A small dog, the Schipper-Poo is a cross between a Poodle and a Schipperke. The hybrid is loving and playful, with a lot of energy and without aggression. You can expect the Schipper-Poo to be solid black with short, soft fur that is smooth to wavy and pointy ears. A dog of the hybrid will love to get attention and affection and as a result of his intelligence, he will usually be easy to train. As the Schipperke can be headstrong, the Schipper-Poo may inherit that quality from his parent breed, leading to a few challenges in training.
The Schipper-Poo is a relatively new hybrid, though the two breeds that make the hybrid have long histories. It is thought that the Schipperke is a descendent of the Leauvenaar (Black Sheepdog) whose purpose was to be a watchdog while riding on the boats in the canals between Brussels and Antwerp. The dogs, who were at home in both the country as well as on the boats, were once known as the Spitske or Spits dog, however when the breed club was formed in 1888 they were name Schnipperke, which means “little shepherd” or “little captain”. The popularity of the breed increased after Queen Marie Henriette saw one at the Brussels dog show in 1885. The breed was imported to the United States in 1888. The Poodle is a very well-known breed that is also one of the oldest. It is believed that the breed began in Germany as a combination of several European breeds as well as the North African Barbet. An additional theory regarding the origin of the Poodle is that they descended from herding dogs in Asia or that they have ancestors from the Asian steppes, dogs of which wound up in Portugal after conquering the North African Berbers. Roman artifacts and Egyptian tombs dating back to the first century B.C. depict dogs of a similar appearance. It is thought that the smaller versions of the Poodle were created in the 1400’s by crossing smaller Poodles with one another. The Poodle was used for duck hunting in France. The first Poodle was registered in the American Kennel Club in 1888.
The Schipper-Poo will inherit traits from both of his parent breeds; as with all mixed breeds, you can anticipate that he may inherit more physical characteristics from one or the other parent breeds, or a relatively equal combination of traits from each breed. A dog of the hybrid will typically be small, with a sturdy body and fur that is medium to long in length and soft. His ears will be pointed and the expression on the face of the Schipper-Poo can be described as alert. Depending on the traits inherited by his parents, the Schipper-Poo can have brown or amber eyes and a black or brown nose that sits atop a narrow muzzle.His coloring is most often black or gray.
The Schipper-Poo will inherit his behavioral traits from his parent breeds, the Schipperke and the Poodle.
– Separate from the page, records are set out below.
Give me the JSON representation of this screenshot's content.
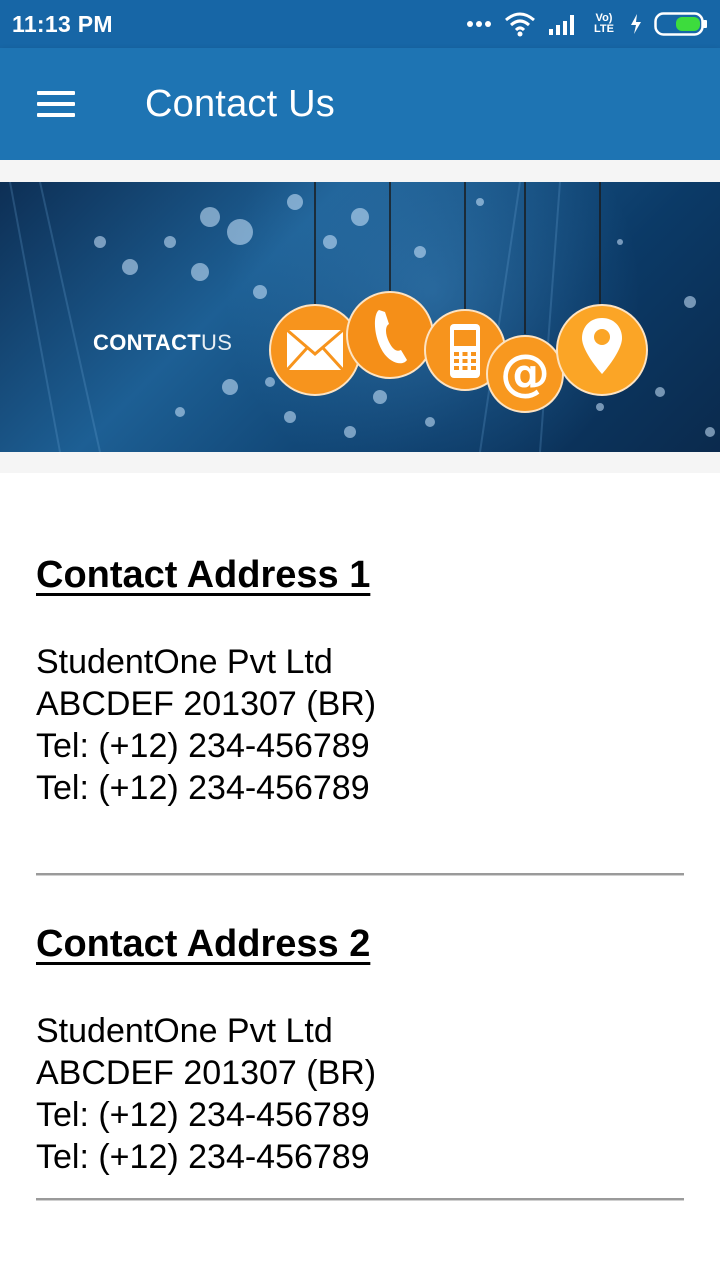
{
  "status_bar": {
    "time": "11:13 PM",
    "network_label": "Vo) LTE",
    "icons": [
      "more-dots-icon",
      "wifi-icon",
      "signal-icon",
      "volte-icon",
      "charging-icon",
      "battery-icon"
    ]
  },
  "app_bar": {
    "title": "Contact Us",
    "menu_icon": "hamburger-menu-icon",
    "color": "#1e74b3"
  },
  "banner": {
    "text_bold": "CONTACT",
    "text_light": "US",
    "icons": [
      "envelope-icon",
      "phone-icon",
      "mobile-icon",
      "at-icon",
      "location-pin-icon"
    ],
    "accent": "#f7941d"
  },
  "contacts": [
    {
      "title": "Contact Address 1",
      "lines": [
        "StudentOne Pvt Ltd",
        "ABCDEF 201307 (BR)",
        "Tel: (+12) 234-456789",
        "Tel: (+12) 234-456789"
      ]
    },
    {
      "title": "Contact Address 2",
      "lines": [
        "StudentOne Pvt Ltd",
        "ABCDEF 201307 (BR)",
        "Tel: (+12) 234-456789",
        "Tel: (+12) 234-456789"
      ]
    }
  ]
}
The resulting hybrid tends to be a sweet dog who loves to get attention and affection from his humans and others that he encounters. The Schipper-Poo will usually be intelligent and easy to train, though as the Schipperke can be independent and a bit of a troublemaker, these qualities can also be inherited by your Schipper-Poo. A dog of the hybrid will be loyal to his humans and do well with other dogs. His usually calm temperament makes this wonderful dog a great pet for families with children and other animals.
The activity requirements of the Schipper-Poo will vary by the particular dog and the traits that he inherits from his parents. The Schipper-Poo will have a lot of energy and require daily exercise. A leash is necessary for this curious canine when taking walks, as he is a fast dog who will chase anything he encounters, ignoring your calls. The Schipper-Poo will enjoy the opportunity to take a walk each day with his human and join his family on outings. Additional activities he will have fun with are flyball, agility, obedience trials and hiking (while on leash, of course!)